Swine farm pushback: 771 letters, a 3-hour meeting
Investigation findings, community concerns shared at meeting with MPCA board and commissioner Tuesday
By Katie Lauer, Post Bulletin (MN)
Dec 5, 2018
MABEL — Another full house greeted the Minnesota Pollution Control Agency on Tuesday for a three-hour public meeting in Mabel.
The agency was there to present findings of two investigations regarding the composition of the land where the proposed Catalpa feedlot would be built. Plans for the feedlot call for a 4,890-head swine farrowing facility about 10 miles east of Harmony in Newburg Township, Fillmore County.
The first was an investigation of a potential sinkhole, which would require special protections needed for groundwater safety considering the area’s karst geology.
The second issue was the results of an Electrical Resistivity Imaging (ERI) survey.
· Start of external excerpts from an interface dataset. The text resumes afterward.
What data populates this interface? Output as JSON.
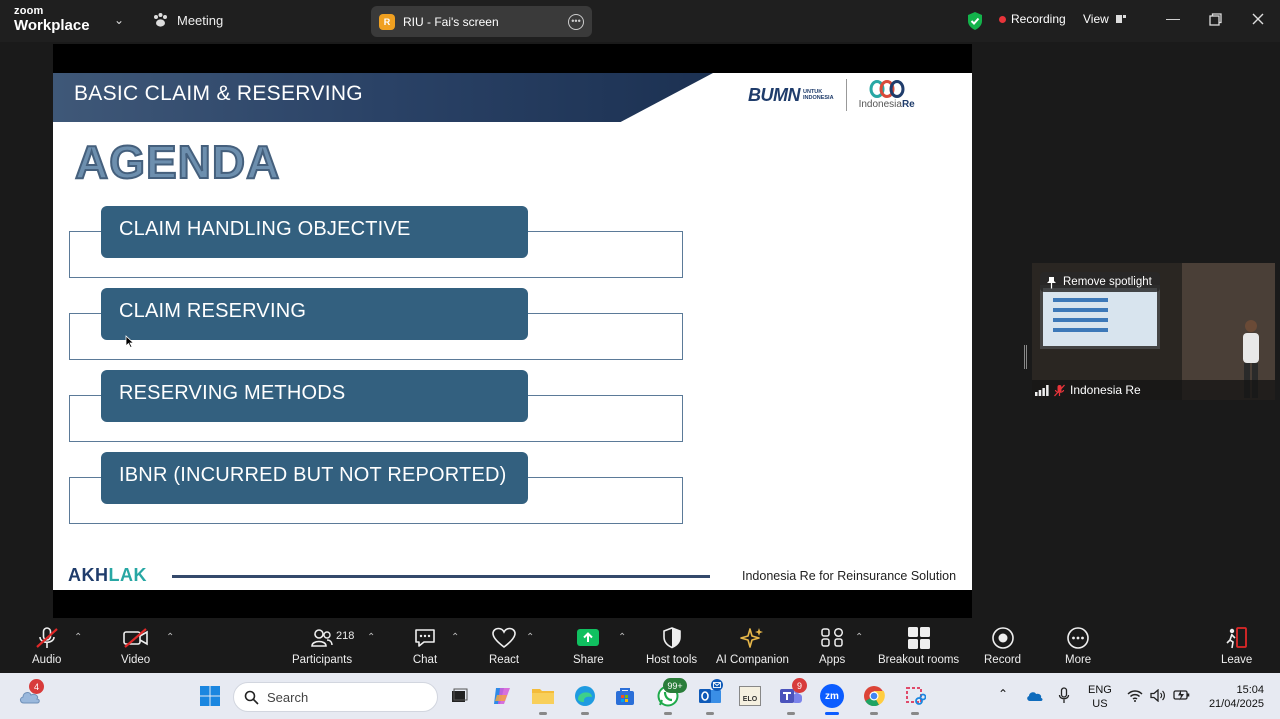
{
  "window": {
    "app_logo_line1": "zoom",
    "app_logo_line2": "Workplace",
    "meeting_label": "Meeting",
    "share_icon_letter": "R",
    "share_title": "RIU - Fai's screen",
    "recording_label": "Recording",
    "view_label": "View"
  },
  "slide": {
    "banner_title": "BASIC CLAIM & RESERVING",
    "logo_bumn": "BUMN",
    "logo_bumn_sub1": "UNTUK",
    "logo_bumn_sub2": "INDONESIA",
    "logo_ire_1": "Indonesia",
    "logo_ire_2": "Re",
    "heading": "AGENDA",
    "items": [
      "CLAIM HANDLING OBJECTIVE",
      "CLAIM RESERVING",
      "RESERVING METHODS",
      "IBNR (INCURRED BUT NOT REPORTED)"
    ],
    "footer_brand_1": "AKH",
    "footer_brand_2": "LAK",
    "tagline": "Indonesia Re for Reinsurance Solution"
  },
  "spotlight": {
    "remove_label": "Remove spotlight",
    "participant_name": "Indonesia Re"
  },
  "toolbar": {
    "audio": "Audio",
    "video": "Video",
    "participants": "Participants",
    "participants_count": "218",
    "chat": "Chat",
    "react": "React",
    "share": "Share",
    "host_tools": "Host tools",
    "ai_companion": "AI Companion",
    "apps": "Apps",
    "breakout_rooms": "Breakout rooms",
    "record": "Record",
    "more": "More",
    "leave": "Leave"
  },
  "taskbar": {
    "weather_badge": "4",
    "search_placeholder": "Search",
    "whatsapp_badge": "99+",
    "teams_badge": "9",
    "elo_label": "ELO",
    "zoom_label": "zm",
    "lang_line1": "ENG",
    "lang_line2": "US",
    "time": "15:04",
    "date": "21/04/2025"
  },
  "colors": {
    "slide_banner": "#2a4266",
    "agenda_item": "#33607f",
    "share_green": "#10c060",
    "recording_red": "#e8343a",
    "leave_red": "#e02828"
  }
}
The survey is used to determine the composition of the land underground, specifically if significant karst features exist that would affect the proposed feedlot’s conditions.
The MPCA reported that their findings found no active sinkhole development and did not unearth any unexpected geological features. However, the proposed location of a stormwater pond was found to be above a highly weathered area, so plans must be considered for new placement.
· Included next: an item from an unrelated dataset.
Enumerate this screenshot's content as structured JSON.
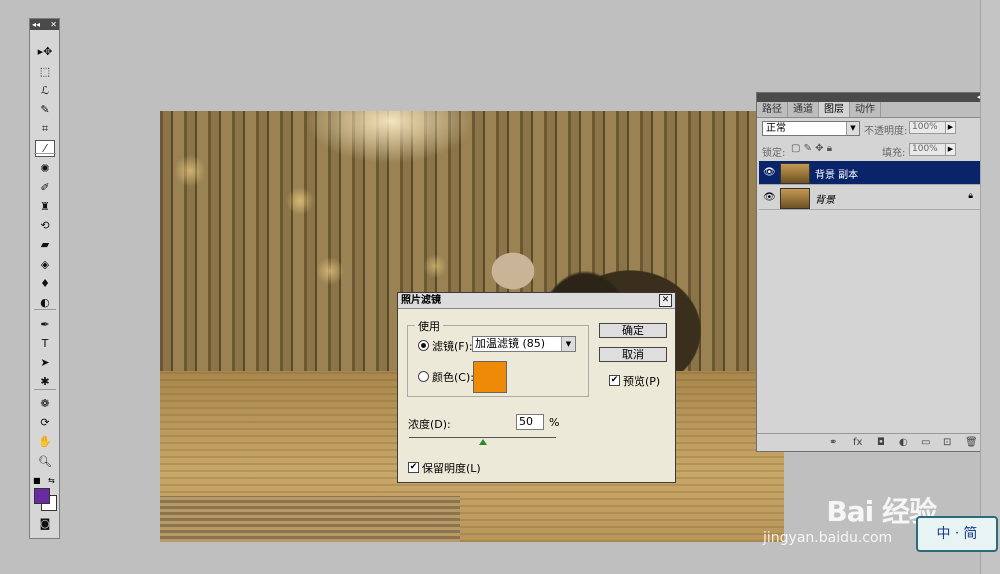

The two studies were requested by the MPCA after a record 771 comment letters were received prior to an initial public hearing in June.
That level of public involvement was just one reason that led MPCA Commissioner John Linc Stine to attend Tuesday’s meeting.
“You can see by the people in the room they care about their community,” Linc Stein said. “They care about safe drinking water and they care about their neighbors. That’s not common across Minnesota, so that’s really important to me. The other thing is, this is one of the most sensitive areas of the state from a groundwater contamination point of view. It’s really important that we start thinking about how we get those decisions better and better and protective of people’s futures.”
Prior to the public comment period, Catalpa’s proposer Al Hein shared his beliefs regarding the proposed facility, the benefits of manure and the future of sustainable agriculture.
“Our community is very important to us,” Hein said. “We all drink the same water. We all breathe the same air. No one cares more about their soils than the farmer. The MPCA is ... tasked with regulating this process. They care about the environment, they care about Minnesota and they also care about our rural communities.”
His comments were interrupted by questions yelled by members of the audience: “Five thousand hogs though?” and “How much time does he get?”
When the floor was opened for public comments, dozens spoke, eventually causing the microphone batteries to die.
Despite the agency’s findings, many raised concerns about the quality and reliability of the testing used for the investigations. According to a release by the Responsible Agriculture in Karst Country group, geology experts have criticized the MPCA’s testing. Among them are University of Minnesota earth science professor Dr. Calvin Alexander, a geophysicist with the Department of Natural Resources; and Martin Larsen, a fifth-generation farmer and president of the Minnesota Cave Preserve and Minnesota Caving Club.
All but a handful of those who spoke on Tuesday raised concerns regarding the risk of groundwater contamination, air quality, personal health and land value near the proposed Catalpa site.
“The question is, ‘Does Catalpa have the potential for significant environmental impact?’ You are empowered to make this decision, and we’re glad you are looking at the bigger picture,” RAKC member Loni Kemp said. “Water is the focus, but don’t forget, odor and human health effects are all concerns of this community.”
Thoughts on the new investigations...